For Trish Gohl, the act was a simple one. Having just lost her beloved dog, Ralphie, in 2009-and with a family member deployed overseas-Gohl had set out for a way to honor her departed friend's memory. Ultimately, in 2010, that way turned into her non-profit animal rescue, No Dog Gets Left Behind.
Philly’s No Dog Gets Left Behind reunites soldiers with wartime K-9 companions
For Trish Gohl, the act was a simple one. Having just lost her beloved dog, Ralphie, in 2009—and with a family member deployed overseas—Gohl had set out for a way to honor her departed friend’s memory.
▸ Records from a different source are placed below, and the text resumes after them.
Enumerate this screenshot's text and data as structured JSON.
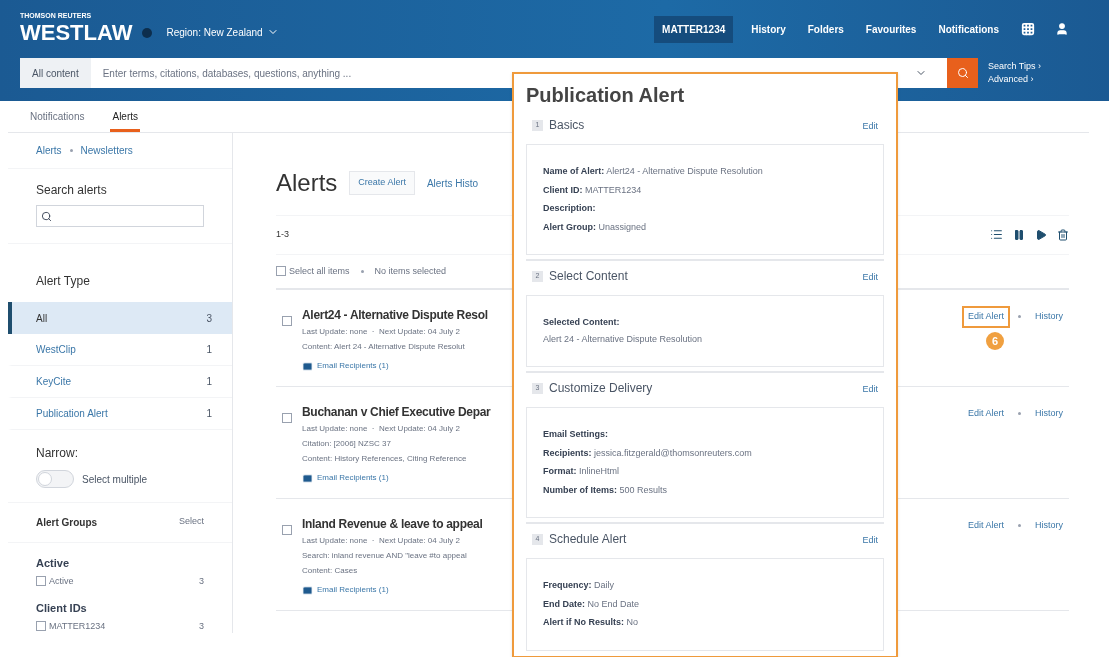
{
  "header": {
    "brand_small": "THOMSON REUTERS",
    "brand": "WESTLAW",
    "region": "Region: New Zealand",
    "nav": [
      {
        "label": "MATTER1234",
        "kind": "client"
      },
      {
        "label": "History",
        "kind": "link"
      },
      {
        "label": "Folders",
        "kind": "link"
      },
      {
        "label": "Favourites",
        "kind": "link"
      },
      {
        "label": "Notifications",
        "kind": "link"
      }
    ]
  },
  "search": {
    "scope": "All content",
    "placeholder": "Enter terms, citations, databases, questions, anything ...",
    "links": [
      "Search Tips ›",
      "Advanced ›"
    ]
  },
  "tabs": [
    {
      "label": "Notifications",
      "selected": false
    },
    {
      "label": "Alerts",
      "selected": true
    }
  ],
  "sidebar": {
    "breadcrumbs": [
      "Alerts",
      "Newsletters"
    ],
    "search_label": "Search alerts",
    "alert_type_title": "Alert Type",
    "alert_types": [
      {
        "label": "All",
        "count": "3",
        "selected": true
      },
      {
        "label": "WestClip",
        "count": "1",
        "selected": false
      },
      {
        "label": "KeyCite",
        "count": "1",
        "selected": false
      },
      {
        "label": "Publication Alert",
        "count": "1",
        "selected": false
      }
    ],
    "narrow_label": "Narrow:",
    "toggle": {
      "label": "Select multiple",
      "on": false
    },
    "groups_title": "Alert Groups",
    "groups_action": "Select",
    "filters": [
      {
        "heading": "Active",
        "items": [
          {
            "label": "Active",
            "count": "3",
            "checked": false
          }
        ]
      },
      {
        "heading": "Client IDs",
        "items": [
          {
            "label": "MATTER1234",
            "count": "3",
            "checked": false
          }
        ]
      }
    ]
  },
  "main": {
    "title": "Alerts",
    "create_button": "Create Alert",
    "history_tab": "Alerts Histo",
    "range": "1-3",
    "select_all": {
      "label": "Select all items",
      "checked": false
    },
    "selection_status": "No items selected",
    "alerts": [
      {
        "title": "Alert24 - Alternative Dispute Resol",
        "checked": false,
        "lines": [
          "Last Update: none  ·  Next Update: 04 July 2",
          "Content: Alert 24 - Alternative Dispute Resolut"
        ],
        "email": "Email Recipients (1)",
        "actions": [
          {
            "label": "Edit Alert",
            "highlighted": true
          },
          {
            "label": "History",
            "highlighted": false
          }
        ]
      },
      {
        "title": "Buchanan v Chief Executive Depar",
        "checked": false,
        "lines": [
          "Last Update: none  ·  Next Update: 04 July 2",
          "Citation: [2006] NZSC 37",
          "Content: History References, Citing Reference"
        ],
        "email": "Email Recipients (1)",
        "actions": [
          {
            "label": "Edit Alert",
            "highlighted": false
          },
          {
            "label": "History",
            "highlighted": false
          }
        ]
      },
      {
        "title": "Inland Revenue & leave to appeal",
        "checked": false,
        "lines": [
          "Last Update: none  ·  Next Update: 04 July 2",
          "Search: inland revenue AND \"leave #to appeal",
          "Content: Cases"
        ],
        "email": "Email Recipients (1)",
        "actions": [
          {
            "label": "Edit Alert",
            "highlighted": false
          },
          {
            "label": "History",
            "highlighted": false
          }
        ]
      }
    ],
    "callout": "6"
  },
  "popup": {
    "title": "Publication Alert",
    "sections": [
      {
        "number": "1",
        "title": "Basics",
        "edit": "Edit",
        "fields": [
          {
            "label": "Name of Alert:",
            "value": "Alert24 - Alternative Dispute Resolution",
            "kind": "inline"
          },
          {
            "label": "Client ID:",
            "value": "MATTER1234",
            "kind": "inline"
          },
          {
            "label": "Description:",
            "kind": "inline"
          },
          {
            "label": "Alert Group:",
            "value": "Unassigned",
            "kind": "inline"
          }
        ]
      },
      {
        "number": "2",
        "title": "Select Content",
        "edit": "Edit",
        "fields": [
          {
            "label": "Selected Content:",
            "value": "Alert 24 - Alternative Dispute Resolution",
            "kind": "block"
          }
        ]
      },
      {
        "number": "3",
        "title": "Customize Delivery",
        "edit": "Edit",
        "fields": [
          {
            "label": "Email Settings:",
            "kind": "inline"
          },
          {
            "label": "Recipients:",
            "value": "jessica.fitzgerald@thomsonreuters.com",
            "kind": "inline"
          },
          {
            "label": "Format:",
            "value": "InlineHtml",
            "kind": "inline"
          },
          {
            "label": "Number of Items:",
            "value": "500 Results",
            "kind": "inline"
          }
        ]
      },
      {
        "number": "4",
        "title": "Schedule Alert",
        "edit": "Edit",
        "fields": [
          {
            "label": "Frequency:",
            "value": "Daily",
            "kind": "inline"
          },
          {
            "label": "End Date:",
            "value": "No End Date",
            "kind": "inline"
          },
          {
            "label": "Alert if No Results:",
            "value": "No",
            "kind": "inline"
          }
        ]
      }
    ]
  }
}
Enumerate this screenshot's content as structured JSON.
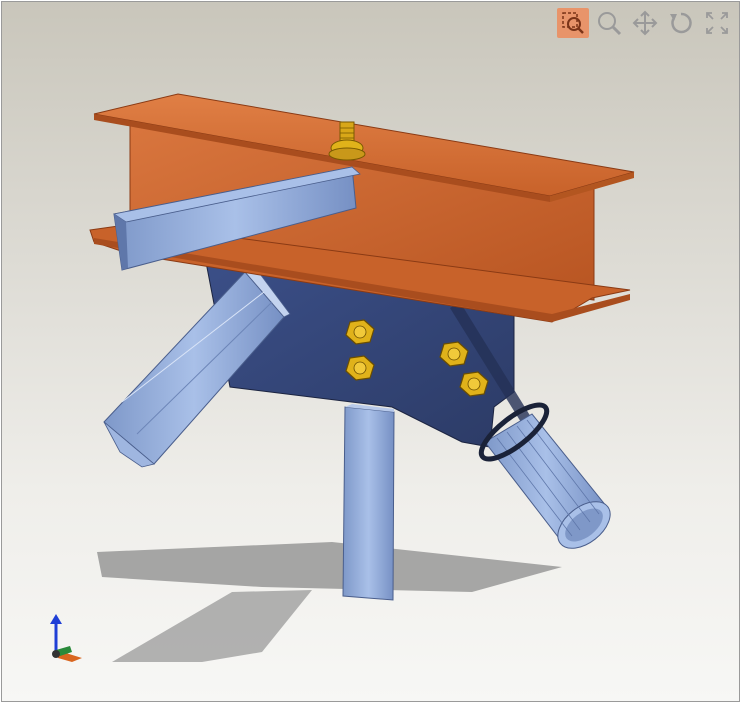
{
  "viewer": {
    "background": "#e6e4de",
    "toolbar": [
      {
        "name": "zoom-box",
        "icon": "zoom-window-icon",
        "active": true
      },
      {
        "name": "zoom",
        "icon": "magnifier-icon",
        "active": false
      },
      {
        "name": "pan",
        "icon": "pan-arrows-icon",
        "active": false
      },
      {
        "name": "rotate",
        "icon": "rotate-icon",
        "active": false
      },
      {
        "name": "fit",
        "icon": "fit-view-icon",
        "active": false
      }
    ],
    "accent": "#e8946a"
  },
  "model": {
    "beam_color": "#c8622a",
    "gusset_color": "#35477a",
    "member_color": "#8aa6d6",
    "bolt_color": "#e0b21a",
    "axis_colors": {
      "z": "#1f3fd6",
      "x": "#d9661f",
      "y": "#2a8a3a"
    }
  }
}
Ultimately, in 2010, that way turned into her non-profit animal rescue, No Dog Gets Left Behind.
Inspired by the Animal Planet’s No Dog Left Behind documentary, Gohl decided to take on the task of reuniting soldiers with the dogs they tend to bond with when on active duty.
“Local stray dogs tend to stay around or in the camps,” Gohl says. “And it’s a different culture—soldiers are very nice to dogs compared to the abuse they usually suffer.”
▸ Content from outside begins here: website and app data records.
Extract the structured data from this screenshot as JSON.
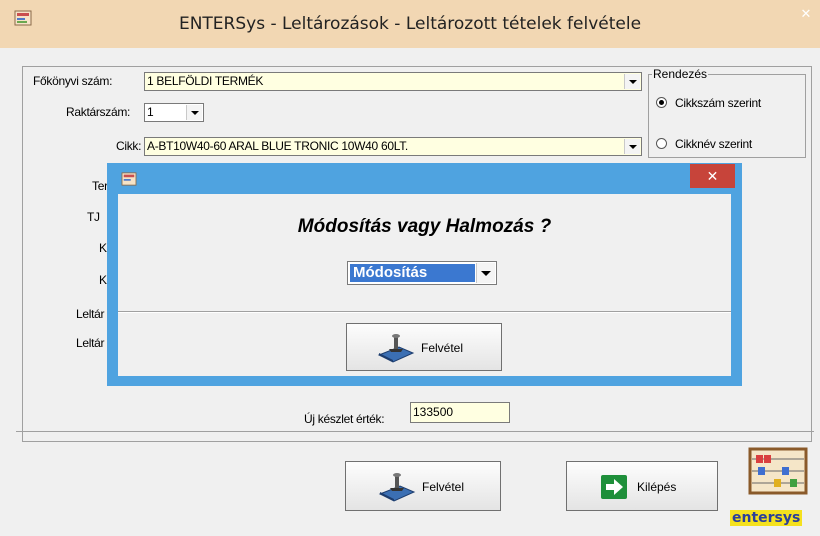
{
  "window": {
    "title": "ENTERSys - Leltározások - Leltározott tételek felvétele",
    "close_glyph": "✕",
    "app_icon": "app-icon"
  },
  "form": {
    "fokonyvi_label": "Főkönyvi szám:",
    "fokonyvi_value": "1  BELFÖLDI TERMÉK",
    "raktar_label": "Raktárszám:",
    "raktar_value": "1",
    "cikk_label": "Cikk:",
    "cikk_value": "A-BT10W40-60 ARAL BLUE TRONIC 10W40     60LT.",
    "partial_labels": [
      "Ter",
      "TJ",
      "Ke",
      "Ke",
      "Leltár",
      "Leltár"
    ],
    "uj_keszlet_label": "Új készlet érték:",
    "uj_keszlet_value": "133500"
  },
  "rendezes": {
    "title": "Rendezés",
    "options": [
      {
        "label": "Cikkszám szerint",
        "selected": true
      },
      {
        "label": "Cikknév szerint",
        "selected": false
      }
    ]
  },
  "buttons": {
    "felvetel_label": "Felvétel",
    "kilepes_label": "Kilépés"
  },
  "logo": {
    "text": "entersys"
  },
  "dialog": {
    "close_glyph": "✕",
    "question": "Módosítás vagy Halmozás ?",
    "select_value": "Módosítás",
    "button_label": "Felvétel"
  },
  "colors": {
    "titlebar": "#f2d7b3",
    "dialog_frame": "#4fa3e0",
    "dialog_close": "#c7443a",
    "field_bg": "#ffffe1",
    "select_highlight": "#3b78d0"
  }
}
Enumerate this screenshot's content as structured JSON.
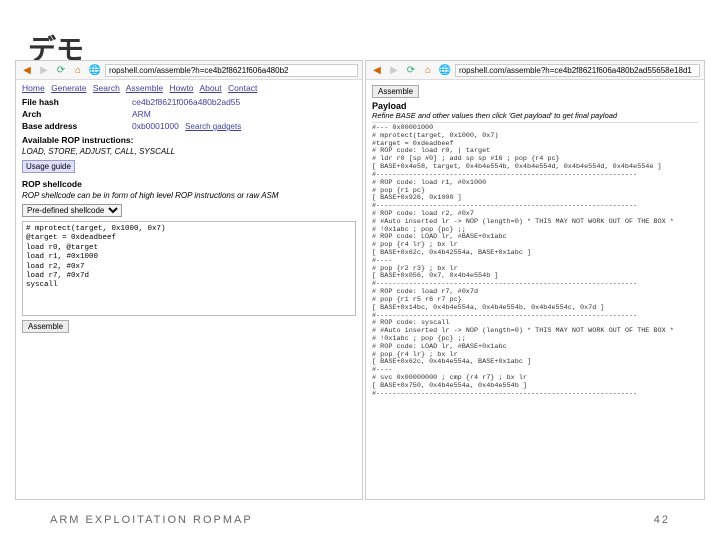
{
  "slide": {
    "title": "デモ",
    "footer_left": "ARM EXPLOITATION ROPMAP",
    "footer_right": "42"
  },
  "left": {
    "url_display": "ropshell.com/assemble?h=ce4b2f8621f606a480b2",
    "menu": [
      "Home",
      "Generate",
      "Search",
      "Assemble",
      "Howto",
      "About",
      "Contact"
    ],
    "file_hash_label": "File hash",
    "file_hash": "ce4b2f8621f006a480b2ad55",
    "arch_label": "Arch",
    "arch": "ARM",
    "base_label": "Base address",
    "base": "0xb0001000",
    "search_gadgets": "Search gadgets",
    "avail_title": "Available ROP instructions:",
    "avail_list": "LOAD, STORE, ADJUST, CALL, SYSCALL",
    "usage_guide": "Usage guide",
    "rop_title": "ROP shellcode",
    "rop_sub": "ROP shellcode can be in form of high level ROP instructions or raw ASM",
    "select_label": "Pre-defined shellcode",
    "code": "# mprotect(target, 0x1000, 0x7)\n@target = 0xdeadbeef\nload r0, @target\nload r1, #0x1000\nload r2, #0x7\nload r7, #0x7d\nsyscall",
    "assemble_btn": "Assemble"
  },
  "right": {
    "url_display": "ropshell.com/assemble?h=ce4b2f8621f606a480b2ad55658e18d1",
    "accordion": "Assemble",
    "payload_title": "Payload",
    "payload_sub": "Refine BASE and other values then click 'Get payload' to get final payload",
    "payload": "#--- 0x00001000\n# mprotect(target, 0x1000, 0x7)\n#target = 0xdeadbeef\n# ROP code: load r0, | target\n# ldr r0 [sp #0] ; add sp sp #16 ; pop {r4 pc}\n[ BASE+0x4e58, target, 0x4b4e554b, 0x4b4e554d, 0x4b4e554d, 0x4b4e554e ]\n#----------------------------------------------------------------\n# ROP code: load r1, #0x1000\n# pop {r1 pc}\n[ BASE+0x926, 0x1000 ]\n#----------------------------------------------------------------\n# ROP code: load r2, #0x7\n# #Auto inserted lr -> NOP (length=0) * THIS MAY NOT WORK OUT OF THE BOX *\n# !0x1abc ; pop {pc} ;;\n# ROP code: LOAD lr, #BASE+0x1abc\n# pop {r4 lr} ; bx lr\n[ BASE+0x62c, 0x4b42554a, BASE+0x1abc ]\n#----\n# pop {r2 r3} ; bx lr\n[ BASE+0x056, 0x7, 0x4b4e554b ]\n#----------------------------------------------------------------\n# ROP code: load r7, #0x7d\n# pop {r1 r5 r6 r7 pc}\n[ BASE+0x14bc, 0x4b4e554a, 0x4b4e554b, 0x4b4e554c, 0x7d ]\n#----------------------------------------------------------------\n# ROP code: syscall\n# #Auto inserted lr -> NOP (length=0) * THIS MAY NOT WORK OUT OF THE BOX *\n# !0x1abc ; pop {pc} ;;\n# ROP code: LOAD lr, #BASE+0x1abc\n# pop {r4 lr} ; bx lr\n[ BASE+0x62c, 0x4b4e554a, BASE+0x1abc ]\n#----\n# svc 0x00000000 ; cmp {r4 r7} ; bx lr\n[ BASE+0x750, 0x4b4e554a, 0x4b4e554b ]\n#----------------------------------------------------------------"
  }
}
That abuse, Gohl says, sometimes comes in the form of target practice and other horrors. Soldiers, however, routinely trade cigarettes, flashlights, and other gear to locals in order to quell the animal abuse they see.
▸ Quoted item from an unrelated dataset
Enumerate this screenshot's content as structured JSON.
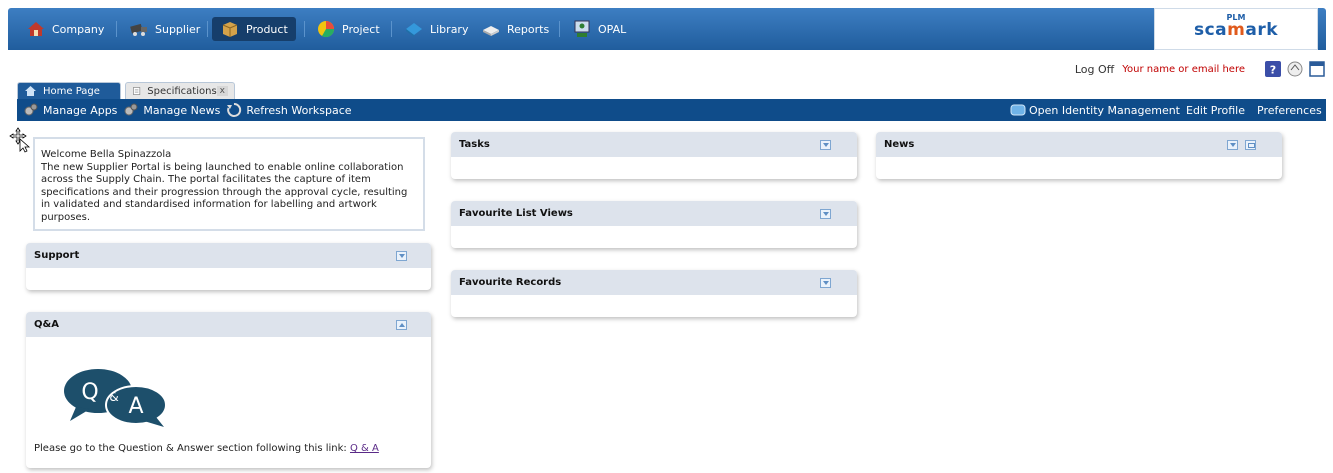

“In the soldiers’ minds, these dogs have earned the right to come home,” Gohl says, adding that the bonds established between dog and soldier help to control PTSD symptoms and other stressors.
However, actually getting those dogs home to keep that bond alive is, understandably, a little complicated. But that hasn’t stopped No Dog Gets Left Behind from bringing home some 14 dogs to live with their soldier buddies.
Those rescues, of course, ultimately come down to relationships. NDGLB works with international organizations like the Puppy Rescue Mission to find dogs overseas and get them to the US, which doesn’t sound super complicated at first. However, somewhere along the line from the initial fundraising—each “mission” runs about $4,500—to actual pet transportation, things get a little more complicated.
“As soon as we begin raising funds for a soldier, we work with our partners to have the soldier hire an Afghani to bring the dog to an American-run center in Kabul,” Gohl says.
Dubbed the Afghan Stray Animals League, NDGLB’s partner quarantines new animals for a 30-day period, supplying them with vaccines, paperwork, and the like. From there, ASL gets the dogs on commercial flight to the US, after which point NDGLB takes over to get the pup in their proper home. Often times, the dog will actually make it home before the soldier.
In fact, just two weeks ago, Gohl’s organization brought Kimo—a recently adopted stray from Afghanistan—to Philly to stay with her owner, Sgt. Mark, of Northeast Philly. Kimo and Sgt. Mark served as the first Philly pair to be reunited, and Kimo got here about a month before her owner touched US soil. That, in a phrase, is known as “doing it right.”
Next up for NDGLB is their annual Valentine’s fundraiser, this time at the DoubleTree on February 22, where reunited dog/soldier pairs will be available for a meet-and-greet. Tickets run $35 at the door, and all proceeds go towards reuniting more warzone-torn friendships between dog and soldier.
In the meantime, though, you can follow Gohl’s updates on the No Dog Gets Left Behind Facebook page. And, as always, they’re looking for volunteers.